were mentioned in connection with first days of the 1857 Mutiny at
Delhi. If any of the following names are of interest, please contact me
for an email copy of the article in Word format.
Commander-in-Chief, the Hon. George ANSON
Dr. BATSON of the 74th Regiment
the Commissioner, Mr. FRASER
the artillery commandant, Captain DE TESSIER
Dr. DOPPING of the 54th
the Fort Adjutant, Captain DOUGLAS
Lieutenant HOLLAND, the Quartermaster of the 38th
the Rev. Mr. JENNINGS and his daughter
Major KAYRETT was in command of the regiment
Brigade Major, Captain NICOL
Major Paterson, of the 54th Regiment Native Infantry and Mrs. PATERSON
Westwood PEILE and Mrs PEILE
Mr. RIGBY, of the Engineers Department
Colonel RIPLEY, the commandant of the regiment,
Captain TYLER, of the 38th
Dr John WOOD & Mrs WOOD
Brenton C. Wood
Get Your Private, Free Email at http://www.hotmail.com
>I came across a recently published book, this week called
>Angels of Albion - Women of the Indian Mutiny by Jane Robinson.
>It is 318 pages and gives background accounts of the Mutiny as suffered by
>various women. This might be of interest to those wanting to fill in on
>social history side of their ancestors.
>Price is approx NZ$45, probably US$20
How strange you should mention this book. I just borrowed it from our
local library on Thursday and find it a simply fascinating account. It is
particularly interesting to me as my g-grandaunt, JANET SINCLAIR was
"butchered" in the Bibighur at Cawnpore together with 200 or so other women
and children. Her brother, WILLIAM SINCLAIR (my g-grandfather) escaped by
dressing as a native, although his name is posted on the death list as
having been killed at Sati Chowra Ghat. Janet's half-sister MATILDA and
husband MATTHEW OGLE and "large family" were also killed. He, is
mentioned in Andrew Ward's book, "Our Bones are Scattered." It says -
"Other fugitives were not so lucky. Sergeant Matthew Ogle of the Canal
Department was captured and killed after trying to escape into the
The story of Amy Horne and Ulrica Wheeler, both Eurasian girls in their
teens, being captured by Sowars and forced into Moslem marriages, is

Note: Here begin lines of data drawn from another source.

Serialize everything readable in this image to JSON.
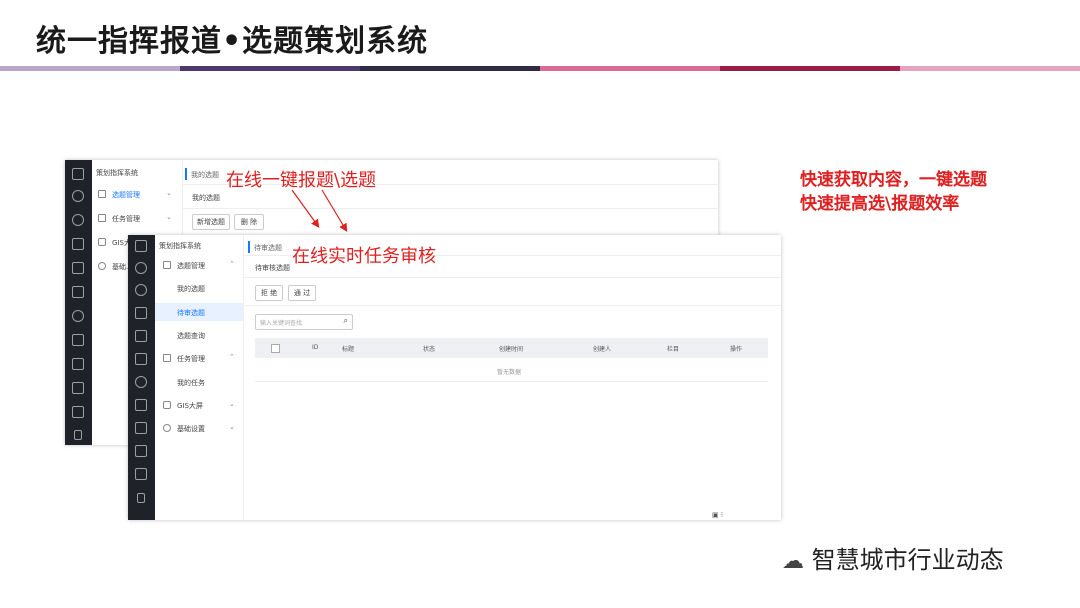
{
  "slide": {
    "title": "统一指挥报道•选题策划系统",
    "stripe_colors": [
      "#b9a7c9",
      "#4b3a6b",
      "#2f2b45",
      "#d86a95",
      "#9c1c47",
      "#e5a3be"
    ]
  },
  "annotations": {
    "label1": "在线一键报题\\选题",
    "label2": "在线实时任务审核",
    "side_line1": "快速获取内容，一键选题",
    "side_line2": "快速提高选\\报题效率"
  },
  "screen1": {
    "app_title": "策划指挥系统",
    "tab": "我的选题",
    "breadcrumb": "我的选题",
    "btn_new": "新增选题",
    "btn_delete": "删 除",
    "nav": [
      {
        "label": "选题管理"
      },
      {
        "label": "任务管理"
      },
      {
        "label": "GIS大..."
      },
      {
        "label": "基础..."
      }
    ]
  },
  "screen2": {
    "app_title": "策划指挥系统",
    "tab": "待审选题",
    "breadcrumb": "待审核选题",
    "btn_reject": "拒 绝",
    "btn_pass": "通 过",
    "search_placeholder": "输入关键词查找",
    "nav": [
      {
        "label": "选题管理"
      },
      {
        "label": "我的选题"
      },
      {
        "label": "待审选题"
      },
      {
        "label": "选题查询"
      },
      {
        "label": "任务管理"
      },
      {
        "label": "我的任务"
      },
      {
        "label": "GIS大屏"
      },
      {
        "label": "基础设置"
      }
    ],
    "table_headers": [
      "ID",
      "标题",
      "状态",
      "创建时间",
      "创建人",
      "栏目",
      "操作"
    ],
    "empty_text": "暂无数据"
  },
  "watermark": "智慧城市行业动态",
  "colors": {
    "accent": "#1677ff",
    "annotation": "#e02020"
  }
}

fascinating. There is also an article on Amy in the June issue of The
Cawnpore was probably the saddest account of the Mutiny, as out of about a
thousand European and Eurasians sheltering in General Wheeler's
entrenchment, (mostly civilian as there were only about 120 British
soldiers to defend the entrenchment), only a handful survived, and some of
them like Amelia Horne, Jonah Shepherd and Mowbray Thompson wrote accounts
of their experiences.
Incidentally, does anyone on the List have a copy of Shepherd's List of
Dead? I saw this in his book kept in the OIOC but couldn't get it all
Surbiton, Surrey, UK
As I am sure you all know by now I am working on a boolet for Society of
Genealogists on records re India & Far East . I am treying to solve the
more thorny problems now as to if records exist for certain groups
Can anyone tell me whom to contact regarding records of Jewish marriages or
burials in the Indian sub contient. Specifically Jewish peoplw of Middle
Eastern/European origin not Jews of Cochin or those of Indian origin
"Jews of the Raj" and "Jews of Cochin" are not records based books. I am
looking for specific places where these records have been preserved either
in India or abroad or if anyone has an actual person I can contact in
By the way I would be interested to contact anyone who is tracing people in
India of Jewish descent
I recently got a readers ticket for the School of Oriental & African
Studies and I have come across interesting books specifically on Jews in
India, which I had not come across in British Library as they are not UK
published. Unfortunately not records orintated, but if anyone interested I
can e-mail the book details
Help please on this one - I am getting desperate, none of the Jewish
Genealogical Societies in UK can help